Top of SUPPLIED MATERIAL

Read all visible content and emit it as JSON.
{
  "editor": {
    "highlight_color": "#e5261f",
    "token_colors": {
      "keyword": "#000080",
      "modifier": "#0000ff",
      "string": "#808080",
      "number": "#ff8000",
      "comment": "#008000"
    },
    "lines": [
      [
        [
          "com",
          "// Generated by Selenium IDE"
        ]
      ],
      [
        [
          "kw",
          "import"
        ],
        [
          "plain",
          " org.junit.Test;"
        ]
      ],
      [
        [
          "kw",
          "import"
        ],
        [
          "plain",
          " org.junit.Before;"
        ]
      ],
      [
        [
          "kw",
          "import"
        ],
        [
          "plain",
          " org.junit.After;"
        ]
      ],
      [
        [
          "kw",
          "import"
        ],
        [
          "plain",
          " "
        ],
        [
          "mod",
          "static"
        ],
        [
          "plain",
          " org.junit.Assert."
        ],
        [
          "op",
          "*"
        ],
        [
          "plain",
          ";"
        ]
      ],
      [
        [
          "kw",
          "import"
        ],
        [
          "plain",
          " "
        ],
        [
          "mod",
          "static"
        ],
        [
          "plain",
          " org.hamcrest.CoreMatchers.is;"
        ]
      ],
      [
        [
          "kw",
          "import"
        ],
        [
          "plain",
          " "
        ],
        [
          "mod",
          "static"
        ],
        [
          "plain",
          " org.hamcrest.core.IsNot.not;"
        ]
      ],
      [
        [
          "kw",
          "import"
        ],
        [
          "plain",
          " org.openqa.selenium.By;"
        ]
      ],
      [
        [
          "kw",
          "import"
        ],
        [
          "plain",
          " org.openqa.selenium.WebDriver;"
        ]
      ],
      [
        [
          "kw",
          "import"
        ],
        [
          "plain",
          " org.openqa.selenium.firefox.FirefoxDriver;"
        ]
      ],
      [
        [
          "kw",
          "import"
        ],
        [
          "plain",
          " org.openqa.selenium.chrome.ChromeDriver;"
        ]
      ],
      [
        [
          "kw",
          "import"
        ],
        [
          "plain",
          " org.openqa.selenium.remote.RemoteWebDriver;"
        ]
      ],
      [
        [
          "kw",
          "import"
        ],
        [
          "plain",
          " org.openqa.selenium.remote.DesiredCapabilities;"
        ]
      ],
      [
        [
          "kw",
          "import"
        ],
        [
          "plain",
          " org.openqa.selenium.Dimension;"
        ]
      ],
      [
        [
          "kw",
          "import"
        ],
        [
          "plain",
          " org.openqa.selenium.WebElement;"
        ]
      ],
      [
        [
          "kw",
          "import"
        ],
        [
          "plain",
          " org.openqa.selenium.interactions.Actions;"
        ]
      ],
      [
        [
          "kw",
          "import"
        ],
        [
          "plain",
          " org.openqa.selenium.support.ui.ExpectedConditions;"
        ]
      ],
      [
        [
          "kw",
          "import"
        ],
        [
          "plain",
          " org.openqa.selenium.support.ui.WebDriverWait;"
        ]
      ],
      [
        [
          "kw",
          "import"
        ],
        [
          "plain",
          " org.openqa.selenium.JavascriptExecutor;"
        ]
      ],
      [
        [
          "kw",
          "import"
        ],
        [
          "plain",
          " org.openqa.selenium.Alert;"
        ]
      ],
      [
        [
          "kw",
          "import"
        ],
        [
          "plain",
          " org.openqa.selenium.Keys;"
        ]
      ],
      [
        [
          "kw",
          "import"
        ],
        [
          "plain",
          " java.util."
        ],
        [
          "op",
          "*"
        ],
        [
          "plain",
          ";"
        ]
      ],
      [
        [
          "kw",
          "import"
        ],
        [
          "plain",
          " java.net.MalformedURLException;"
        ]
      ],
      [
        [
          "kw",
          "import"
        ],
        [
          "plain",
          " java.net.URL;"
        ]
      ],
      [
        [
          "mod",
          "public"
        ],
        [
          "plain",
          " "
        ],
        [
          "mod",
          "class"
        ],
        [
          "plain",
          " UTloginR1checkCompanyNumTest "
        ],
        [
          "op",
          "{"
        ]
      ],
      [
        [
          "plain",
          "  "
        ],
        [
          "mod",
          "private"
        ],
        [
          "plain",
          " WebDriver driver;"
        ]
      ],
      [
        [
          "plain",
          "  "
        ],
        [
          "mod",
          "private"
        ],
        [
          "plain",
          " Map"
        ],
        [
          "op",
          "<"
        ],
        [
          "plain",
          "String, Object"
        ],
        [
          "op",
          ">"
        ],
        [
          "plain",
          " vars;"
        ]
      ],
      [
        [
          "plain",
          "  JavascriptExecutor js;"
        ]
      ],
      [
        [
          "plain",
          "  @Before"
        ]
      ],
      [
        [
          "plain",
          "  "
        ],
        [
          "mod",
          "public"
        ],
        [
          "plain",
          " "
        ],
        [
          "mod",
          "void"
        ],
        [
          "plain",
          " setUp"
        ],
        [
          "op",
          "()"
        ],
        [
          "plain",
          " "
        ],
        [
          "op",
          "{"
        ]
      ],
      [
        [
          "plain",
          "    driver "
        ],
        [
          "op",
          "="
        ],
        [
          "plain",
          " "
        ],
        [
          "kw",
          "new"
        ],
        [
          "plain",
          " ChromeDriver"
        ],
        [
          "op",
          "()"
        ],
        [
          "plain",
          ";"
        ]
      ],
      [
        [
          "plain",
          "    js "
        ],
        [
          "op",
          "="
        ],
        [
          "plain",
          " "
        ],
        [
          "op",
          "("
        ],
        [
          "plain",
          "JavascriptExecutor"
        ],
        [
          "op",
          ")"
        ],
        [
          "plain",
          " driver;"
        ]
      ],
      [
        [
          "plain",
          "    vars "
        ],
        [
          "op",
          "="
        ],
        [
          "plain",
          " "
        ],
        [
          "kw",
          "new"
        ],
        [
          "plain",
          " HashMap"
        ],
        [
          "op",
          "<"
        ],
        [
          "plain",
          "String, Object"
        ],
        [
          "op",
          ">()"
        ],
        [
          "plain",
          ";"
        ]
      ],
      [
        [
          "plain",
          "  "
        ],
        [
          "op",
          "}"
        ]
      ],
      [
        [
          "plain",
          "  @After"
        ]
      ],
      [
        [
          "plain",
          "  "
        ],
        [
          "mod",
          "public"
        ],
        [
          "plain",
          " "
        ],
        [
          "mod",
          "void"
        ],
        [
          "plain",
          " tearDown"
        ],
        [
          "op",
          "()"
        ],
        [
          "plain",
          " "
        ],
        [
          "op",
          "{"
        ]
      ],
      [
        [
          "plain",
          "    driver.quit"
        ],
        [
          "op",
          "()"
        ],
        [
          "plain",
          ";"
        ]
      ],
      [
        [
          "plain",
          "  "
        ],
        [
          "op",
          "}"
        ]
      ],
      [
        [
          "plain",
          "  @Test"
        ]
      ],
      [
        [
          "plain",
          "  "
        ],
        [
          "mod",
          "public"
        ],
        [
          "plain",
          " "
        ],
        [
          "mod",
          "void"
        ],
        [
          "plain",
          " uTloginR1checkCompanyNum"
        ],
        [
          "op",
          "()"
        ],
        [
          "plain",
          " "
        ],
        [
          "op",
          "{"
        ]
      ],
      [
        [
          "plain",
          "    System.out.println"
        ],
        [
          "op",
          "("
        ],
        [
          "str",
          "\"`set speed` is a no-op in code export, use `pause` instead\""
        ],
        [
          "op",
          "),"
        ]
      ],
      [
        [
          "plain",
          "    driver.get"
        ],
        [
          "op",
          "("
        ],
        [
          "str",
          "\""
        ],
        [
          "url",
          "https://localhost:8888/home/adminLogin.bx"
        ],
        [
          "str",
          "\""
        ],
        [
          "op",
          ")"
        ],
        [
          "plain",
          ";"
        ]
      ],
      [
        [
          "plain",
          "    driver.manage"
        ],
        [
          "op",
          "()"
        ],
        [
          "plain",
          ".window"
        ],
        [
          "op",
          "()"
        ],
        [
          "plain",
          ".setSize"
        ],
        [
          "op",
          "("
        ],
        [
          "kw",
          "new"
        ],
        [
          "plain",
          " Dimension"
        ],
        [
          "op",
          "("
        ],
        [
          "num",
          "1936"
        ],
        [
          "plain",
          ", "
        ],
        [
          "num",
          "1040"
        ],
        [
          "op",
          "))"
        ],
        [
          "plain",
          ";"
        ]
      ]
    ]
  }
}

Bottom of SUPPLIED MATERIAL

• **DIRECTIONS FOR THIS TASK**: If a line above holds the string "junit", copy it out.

• **RESPONSE TO THE EXERCISE**:
          " org.junit.Test;"
          " org.junit.Before;"
          " org.junit.After;"
          " org.junit.Assert."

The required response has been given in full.